A fresh controversy has erupted around one of the most dangerous books in literary history - Hitler's "Mein Kampf." A Munich-based institute now wants to republish the Nazi manifesto on racial purity and anti-Semitism.
Germany is yet undecided on what to do with 'Mein Kampf'
A German history institute has announced it is preparing an annotated version of Adolf Hitler's propaganda manifesto "Mein Kampf" for publication in Germany.
Edith Raim, a historian with the Munich-based Institute of Contemporary History, which is behind the project, said an annotated version of Hitler's memoir would serve to inform current and future generations of the evils of the dictator's racist ideology.
"We want to obstruct new publications [of "Mein Kampf"] by the radical far-right once the copyright of the book runs out," said Raim.
A new edition of "Mein Kampf" can only be published after 2015, when the copyright held by the Bavarian state government expires, 70 years after Hitler's death.
"Mein Kampf," or "My Struggle" as it translates into English, contains Hitler's views on racial purity and vitriol against Jews and Communists.
Raim said that publishing the book could help dispel the fear and reverence many feel towards it. She said she did not believe the new publication would be used by neo-Nazis to stir racism and hatred towards foreigners.
Some fear neo-Nazis will use the new book as a bible
"This book will be published with scholarly annotation and will have a very limited run," she said. "After all, it'll be so expensive that I cannot imagine that any neo-Nazi will ever buy it."
German authorities still consider "Mein Kampf" to be dangerous. It has not been allowed to be reprinted here since the end of World War II.
Some academics argue that the book doesn't provide any answers to questions about how the Nazi regime gained power, as it primarily contains Hitler's own personal views.
In a statement on Thursday, the state government of Bavaria, which holds the copyright, said it had not given the institute permission to print the book and would seek to ban the publication in court.

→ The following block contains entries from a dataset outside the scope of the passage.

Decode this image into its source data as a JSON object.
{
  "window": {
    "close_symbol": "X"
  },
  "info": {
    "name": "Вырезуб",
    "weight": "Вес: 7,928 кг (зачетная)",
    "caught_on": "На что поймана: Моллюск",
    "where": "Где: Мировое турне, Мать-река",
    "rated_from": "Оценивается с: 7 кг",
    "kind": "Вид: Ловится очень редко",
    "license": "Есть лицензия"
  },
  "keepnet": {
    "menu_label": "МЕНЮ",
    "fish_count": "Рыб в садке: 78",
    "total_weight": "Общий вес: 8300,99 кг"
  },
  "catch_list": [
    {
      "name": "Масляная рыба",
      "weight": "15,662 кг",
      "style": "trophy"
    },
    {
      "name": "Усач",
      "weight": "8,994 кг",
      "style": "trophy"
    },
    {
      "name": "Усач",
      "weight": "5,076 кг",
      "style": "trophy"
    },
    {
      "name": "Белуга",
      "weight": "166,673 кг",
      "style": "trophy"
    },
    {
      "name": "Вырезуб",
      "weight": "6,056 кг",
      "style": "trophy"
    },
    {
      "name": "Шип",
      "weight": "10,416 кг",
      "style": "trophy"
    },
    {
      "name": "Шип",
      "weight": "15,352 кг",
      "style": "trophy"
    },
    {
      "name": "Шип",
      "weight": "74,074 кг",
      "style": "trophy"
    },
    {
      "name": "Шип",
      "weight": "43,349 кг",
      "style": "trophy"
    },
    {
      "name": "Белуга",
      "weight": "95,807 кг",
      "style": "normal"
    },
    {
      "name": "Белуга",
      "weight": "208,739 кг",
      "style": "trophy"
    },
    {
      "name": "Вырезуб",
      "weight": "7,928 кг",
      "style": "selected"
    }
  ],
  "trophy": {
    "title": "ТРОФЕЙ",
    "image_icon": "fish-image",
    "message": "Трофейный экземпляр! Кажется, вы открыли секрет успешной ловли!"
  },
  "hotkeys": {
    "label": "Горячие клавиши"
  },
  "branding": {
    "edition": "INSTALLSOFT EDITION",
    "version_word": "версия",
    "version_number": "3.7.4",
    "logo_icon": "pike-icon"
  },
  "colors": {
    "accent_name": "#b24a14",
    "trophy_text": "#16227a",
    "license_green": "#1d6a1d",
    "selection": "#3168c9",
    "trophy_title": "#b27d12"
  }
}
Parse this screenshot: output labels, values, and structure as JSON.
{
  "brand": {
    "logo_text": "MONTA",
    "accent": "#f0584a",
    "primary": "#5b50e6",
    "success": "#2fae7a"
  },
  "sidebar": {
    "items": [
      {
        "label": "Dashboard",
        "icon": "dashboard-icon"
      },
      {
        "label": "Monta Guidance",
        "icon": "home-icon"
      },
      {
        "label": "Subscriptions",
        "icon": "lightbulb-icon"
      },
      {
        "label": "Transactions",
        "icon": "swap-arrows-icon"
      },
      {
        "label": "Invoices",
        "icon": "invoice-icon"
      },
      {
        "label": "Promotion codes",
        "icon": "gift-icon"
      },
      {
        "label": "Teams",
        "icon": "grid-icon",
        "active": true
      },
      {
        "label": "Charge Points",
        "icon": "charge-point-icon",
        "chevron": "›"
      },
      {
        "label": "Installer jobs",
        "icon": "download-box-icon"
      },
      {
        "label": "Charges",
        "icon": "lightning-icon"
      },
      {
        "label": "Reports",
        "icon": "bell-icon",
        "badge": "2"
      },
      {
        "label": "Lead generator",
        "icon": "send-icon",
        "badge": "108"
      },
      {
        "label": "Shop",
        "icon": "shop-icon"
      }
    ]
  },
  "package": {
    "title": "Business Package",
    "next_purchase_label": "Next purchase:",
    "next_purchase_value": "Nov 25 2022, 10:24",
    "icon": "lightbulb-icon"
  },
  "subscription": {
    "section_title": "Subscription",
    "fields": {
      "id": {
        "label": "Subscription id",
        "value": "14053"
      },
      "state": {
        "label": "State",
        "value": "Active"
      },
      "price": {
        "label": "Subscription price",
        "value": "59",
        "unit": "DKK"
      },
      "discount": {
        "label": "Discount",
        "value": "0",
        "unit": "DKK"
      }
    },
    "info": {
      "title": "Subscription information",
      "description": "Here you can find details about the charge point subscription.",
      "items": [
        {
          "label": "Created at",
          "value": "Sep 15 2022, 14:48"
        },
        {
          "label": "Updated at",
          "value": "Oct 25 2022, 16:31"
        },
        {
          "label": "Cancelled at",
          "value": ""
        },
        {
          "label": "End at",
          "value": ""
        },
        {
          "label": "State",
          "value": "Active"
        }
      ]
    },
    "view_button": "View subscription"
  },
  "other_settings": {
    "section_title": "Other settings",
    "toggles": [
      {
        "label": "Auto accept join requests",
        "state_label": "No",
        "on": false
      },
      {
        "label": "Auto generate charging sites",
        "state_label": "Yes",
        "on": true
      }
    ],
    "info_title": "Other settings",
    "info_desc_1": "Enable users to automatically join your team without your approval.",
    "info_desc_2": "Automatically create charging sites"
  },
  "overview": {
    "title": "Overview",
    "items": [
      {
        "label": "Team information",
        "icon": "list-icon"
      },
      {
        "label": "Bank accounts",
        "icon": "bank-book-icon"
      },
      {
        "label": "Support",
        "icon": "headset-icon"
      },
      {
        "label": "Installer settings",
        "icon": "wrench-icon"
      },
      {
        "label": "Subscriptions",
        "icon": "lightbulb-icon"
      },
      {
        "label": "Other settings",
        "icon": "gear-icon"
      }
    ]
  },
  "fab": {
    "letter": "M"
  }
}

"Furthermore, following the expiration of the copyright in 2015, the spreading of National-Socialist ideas in Germany will remain forbidden and punishable under the Criminal Code," the statement added.
The Institute of Contemporary History has pointed out that copies of the original "Mein Kampf" can easily be bought outside of Germany and that it would be wrong to leave the local market to foreign publishing houses once the copyright expires.
Editor: Nancy Isenson